Stanford began its march for the uprights at its own 27. An innocent 1-yard run by quarterback Kevin Hogan turned into a 16-yard gain when Isaac Rochell was found guilty of a face-mask penalty that cost the Irish 15 yards. Two plays later, the back of the Irish defense was exposed again when Hogan found Devon Cajuste for a 27-yard completion, setting up a kick Conrad Ukropina will never forget. One the Irish wish they could.

“I wish we could go back and do something differently,” Kizer said. “But that’s how the cookie crumbles.”

And so that’s how Notre Dame’s dream crumbles too.

“This team all year made a point to let everyone know what our mission was,” Kizer said. “We truly thought we were one of the best teams in the country. We know that kind of fell away with this loss.”
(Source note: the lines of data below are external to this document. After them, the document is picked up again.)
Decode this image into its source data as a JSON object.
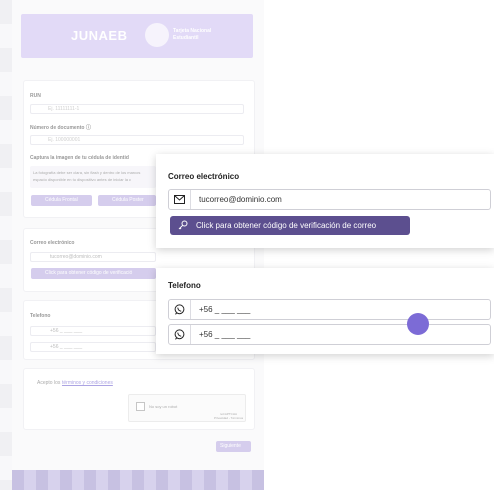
{
  "banner": {
    "logo": "JUNAEB",
    "subtitle_line1": "Tarjeta Nacional",
    "subtitle_line2": "Estudiantil"
  },
  "background_form": {
    "run_label": "RUN",
    "run_placeholder": "Ej. 11111111-1",
    "doc_label": "Número de documento ⓘ",
    "doc_placeholder": "Ej. 100000001",
    "capture_label": "Captura la imagen de tu cédula de identid",
    "capture_hint1": "La fotografía debe ser clara, sin flash y dentro de los marcos",
    "capture_hint2": "espacio disponible en tu dispositivo antes de iniciar la c",
    "front_button": "Cédula Frontal",
    "back_button": "Cédula Poster",
    "email_label": "Correo electrónico",
    "email_value": "tucorreo@dominio.com",
    "verify_button": "Click para obtener código de verificació",
    "phone_label": "Telefono",
    "phone_value1": "+56 _ ___ ___",
    "phone_value2": "+56 _ ___ ___",
    "terms_prefix": "Acepto los",
    "terms_link": "términos y condiciones",
    "captcha_label": "No soy un robot",
    "captcha_brand": "reCAPTCHA",
    "captcha_links": "Privacidad - Términos",
    "next_button": "Siguiente"
  },
  "email_panel": {
    "label": "Correo electrónico",
    "value": "tucorreo@dominio.com",
    "button": "Click para obtener código de verificación de correo"
  },
  "phone_panel": {
    "label": "Telefono",
    "value1": "+56 _ ___ ___",
    "value2": "+56 _ ___ ___"
  },
  "icons": {
    "email": "envelope-icon",
    "key": "key-icon",
    "whatsapp": "whatsapp-icon"
  },
  "colors": {
    "banner": "#cbbdf1",
    "button": "#5c4f8f",
    "cursor": "#7c6bd6"
  }
}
On a macro level, six points separated Notre Dame from a chance at accomplishing its mission, a mantra married to the “Culture over scheme” motto adopted by the team before the season that suggested anything less than a national championship was a failure.

That mission lured right tackle Ronnie Stanley, a sure-fire first-round pick, and defensive lineman Sheldon Day, same as Stanley, back to South Bend for another crack at a dream.
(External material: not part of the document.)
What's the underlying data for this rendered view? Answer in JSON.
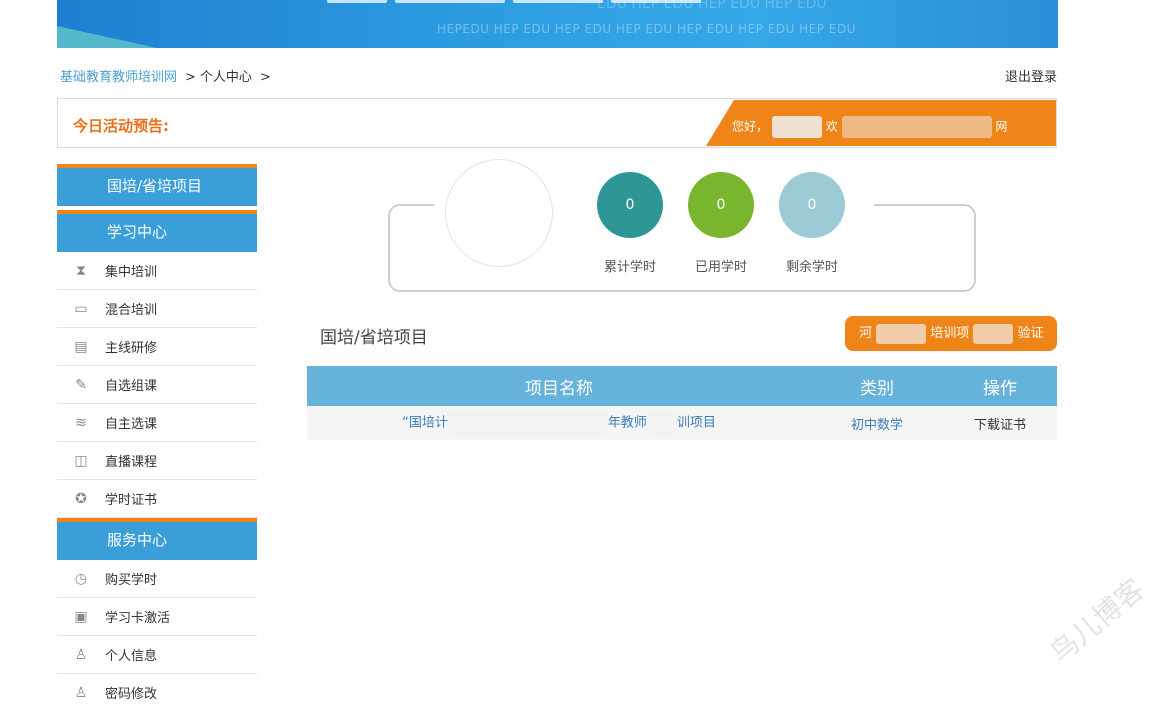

One a micro level, there were cracks in the foundation that suggested a scenario such as Saturday’s was a possibility.

Eleven times in the last two games Notre Dame advanced to the red zone. The Irish came away with one touchdown — Kizer’s 2-yard dive Saturday. Three other trips resulted in Yoon field goals Saturday.

Twenty-five times this season the Irish allowed touchdown drives of at least 75 yards. They needed a last-second scoring pass from Kizer, in relief of Malik Zaire, to defeat Virginia. They barely beat Boston College. They won by four against Temple.

Still, a bowl game awaits the Irish, though it’s not the one they had envisioned.

“It still hurts to go out this way, as far as the end of the season,” said linebacker Jaylon Smith, another likely high first-round pick who had a game-high 15 tackles. “But it’s definitely a learning lesson for all of us in our lives. A lot of unique situations where things aren’t going your way. It’s all about how you respond.”

Notre Dame will have one more chance to do that, though it’s not quite the response it was hoping to have to make.